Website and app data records
——————————
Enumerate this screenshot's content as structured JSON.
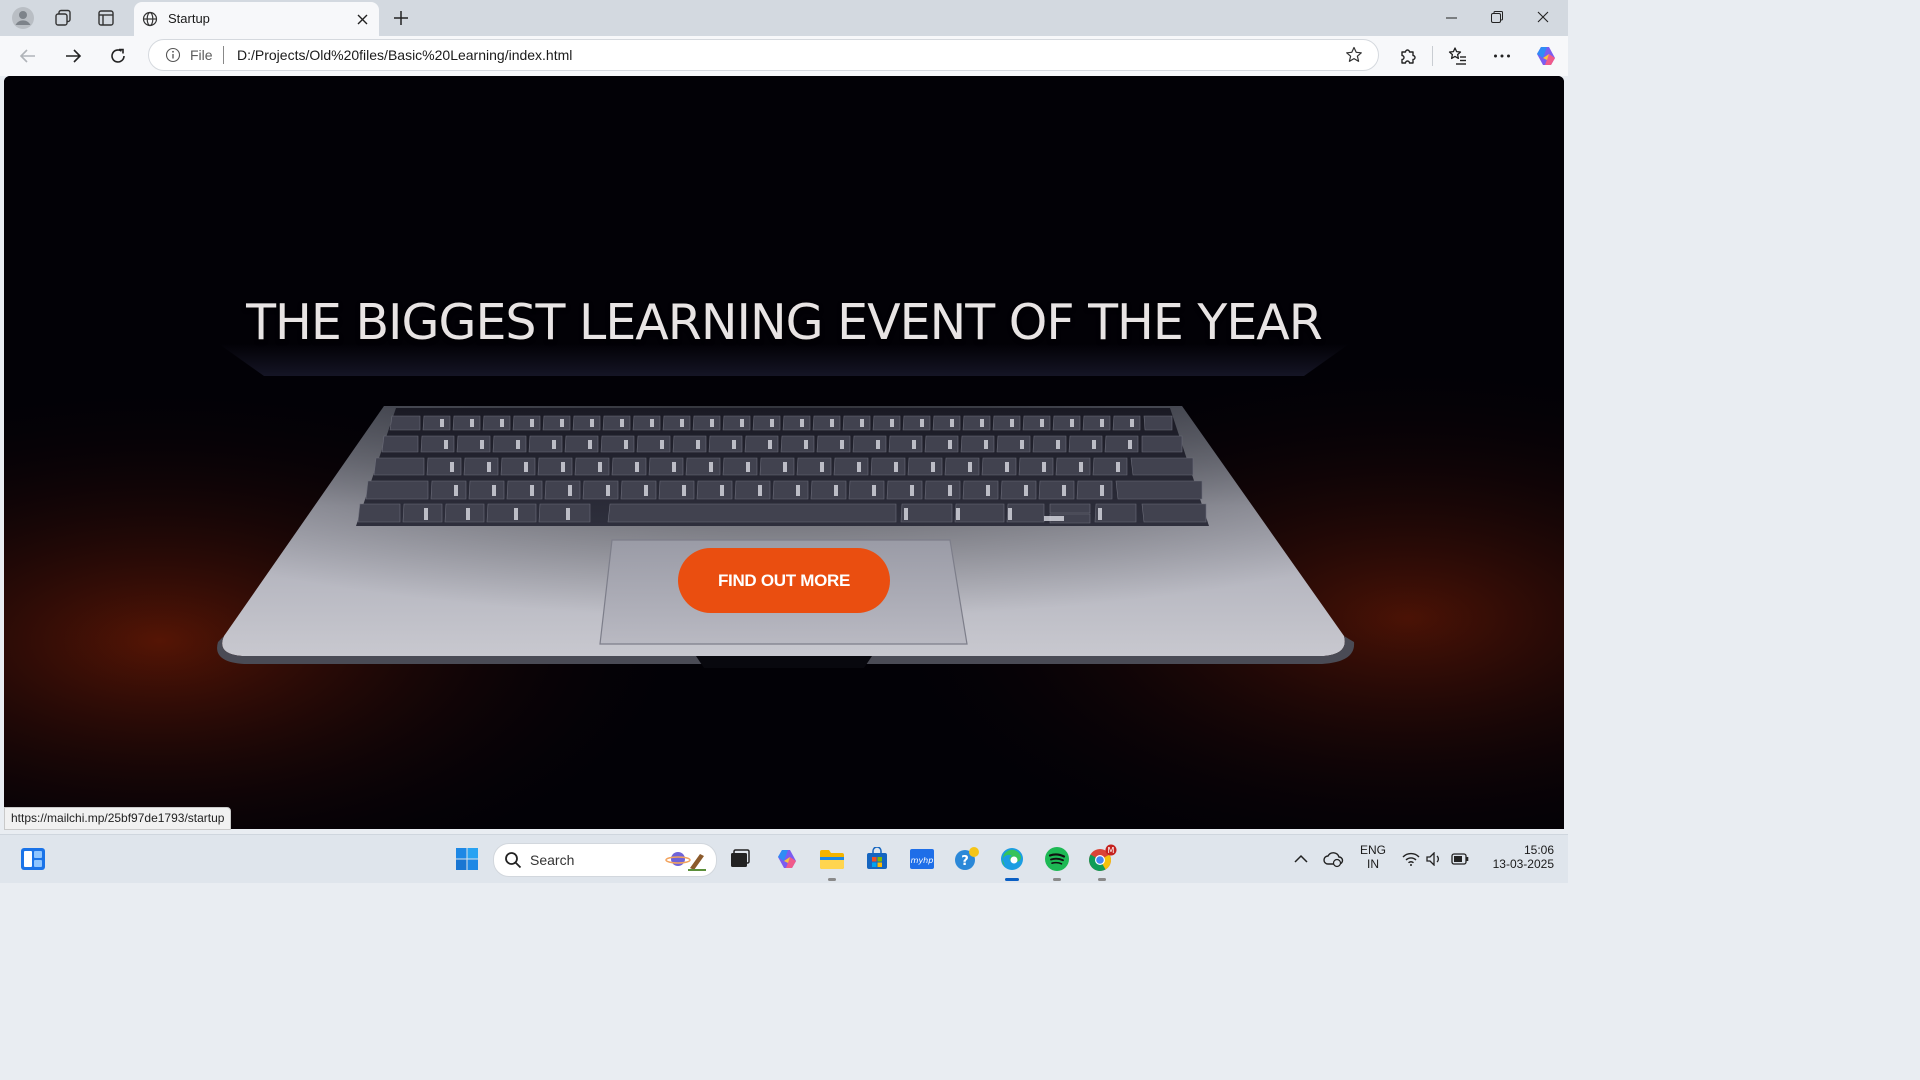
{
  "browser": {
    "tab": {
      "title": "Startup",
      "close_icon": "close-icon"
    },
    "address_bar": {
      "scheme_label": "File",
      "url": "D:/Projects/Old%20files/Basic%20Learning/index.html"
    },
    "status_link": "https://mailchi.mp/25bf97de1793/startup"
  },
  "page": {
    "hero": {
      "heading": "THE BIGGEST LEARNING EVENT OF THE YEAR",
      "cta_label": "FIND OUT MORE",
      "cta_color": "#ea4e10"
    }
  },
  "taskbar": {
    "search_label": "Search",
    "tray": {
      "lang_line1": "ENG",
      "lang_line2": "IN",
      "time": "15:06",
      "date": "13-03-2025"
    },
    "chrome_badge": "M"
  }
}
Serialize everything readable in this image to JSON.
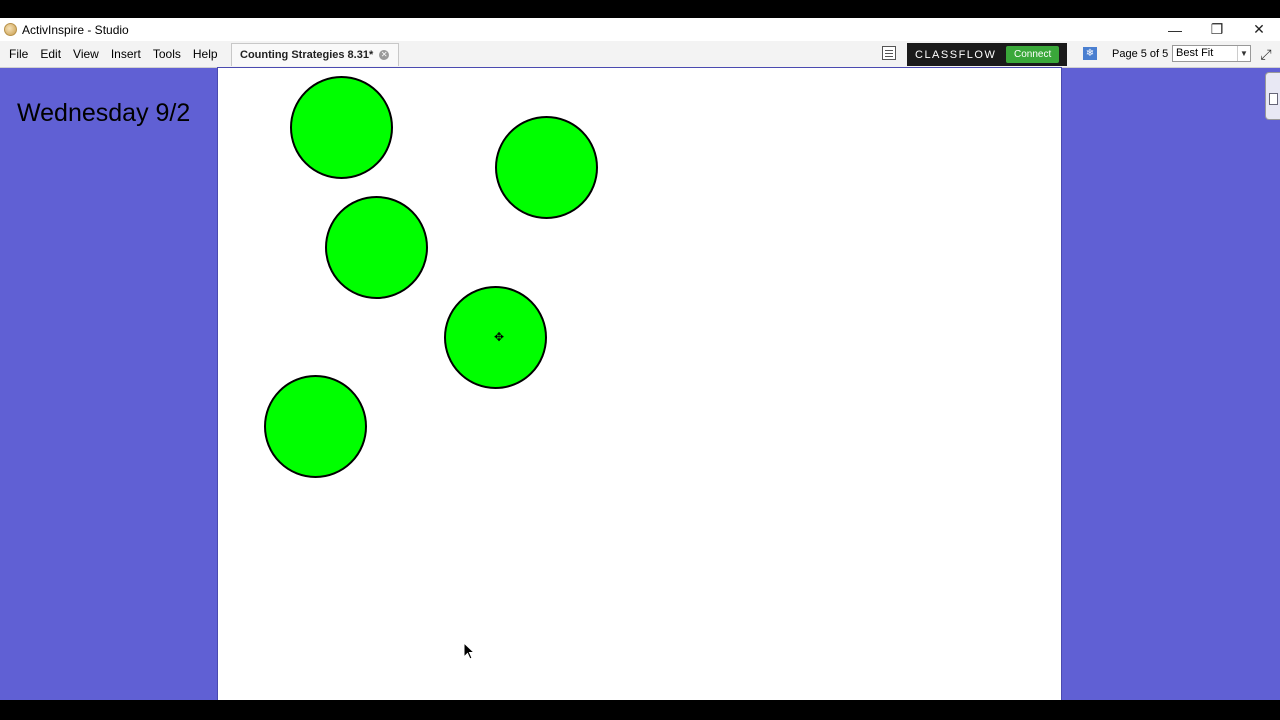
{
  "window": {
    "title": "ActivInspire - Studio"
  },
  "menu": {
    "items": [
      "File",
      "Edit",
      "View",
      "Insert",
      "Tools",
      "Help"
    ]
  },
  "document_tab": {
    "label": "Counting Strategies 8.31*"
  },
  "classflow": {
    "brand": "CLASSFLOW",
    "connect_label": "Connect"
  },
  "page_navigation": {
    "indicator": "Page 5 of 5",
    "zoom": "Best Fit"
  },
  "sidebar": {
    "date_label": "Wednesday 9/2"
  },
  "canvas": {
    "shape_color": "#00ff00",
    "background_color": "#6060d4",
    "shapes": [
      "circle",
      "circle",
      "circle",
      "circle",
      "circle"
    ]
  }
}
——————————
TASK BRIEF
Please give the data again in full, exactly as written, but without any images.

TASK RESULT
Enumerate this screenshot's content as structured JSON.
{
  "browser": {
    "tab": {
      "title": "Startup",
      "close_icon": "close-icon"
    },
    "address_bar": {
      "scheme_label": "File",
      "url": "D:/Projects/Old%20files/Basic%20Learning/index.html"
    },
    "status_link": "https://mailchi.mp/25bf97de1793/startup"
  },
  "page": {
    "hero": {
      "heading": "THE BIGGEST LEARNING EVENT OF THE YEAR",
      "cta_label": "FIND OUT MORE",
      "cta_color": "#ea4e10"
    }
  },
  "taskbar": {
    "search_label": "Search",
    "tray": {
      "lang_line1": "ENG",
      "lang_line2": "IN",
      "time": "15:06",
      "date": "13-03-2025"
    },
    "chrome_badge": "M"
  }
}
Serialize everything readable in this image to JSON.
{
  "window": {
    "title": "ActivInspire - Studio"
  },
  "menu": {
    "items": [
      "File",
      "Edit",
      "View",
      "Insert",
      "Tools",
      "Help"
    ]
  },
  "document_tab": {
    "label": "Counting Strategies 8.31*"
  },
  "classflow": {
    "brand": "CLASSFLOW",
    "connect_label": "Connect"
  },
  "page_navigation": {
    "indicator": "Page 5 of 5",
    "zoom": "Best Fit"
  },
  "sidebar": {
    "date_label": "Wednesday 9/2"
  },
  "canvas": {
    "shape_color": "#00ff00",
    "background_color": "#6060d4",
    "shapes": [
      "circle",
      "circle",
      "circle",
      "circle",
      "circle"
    ]
  }
}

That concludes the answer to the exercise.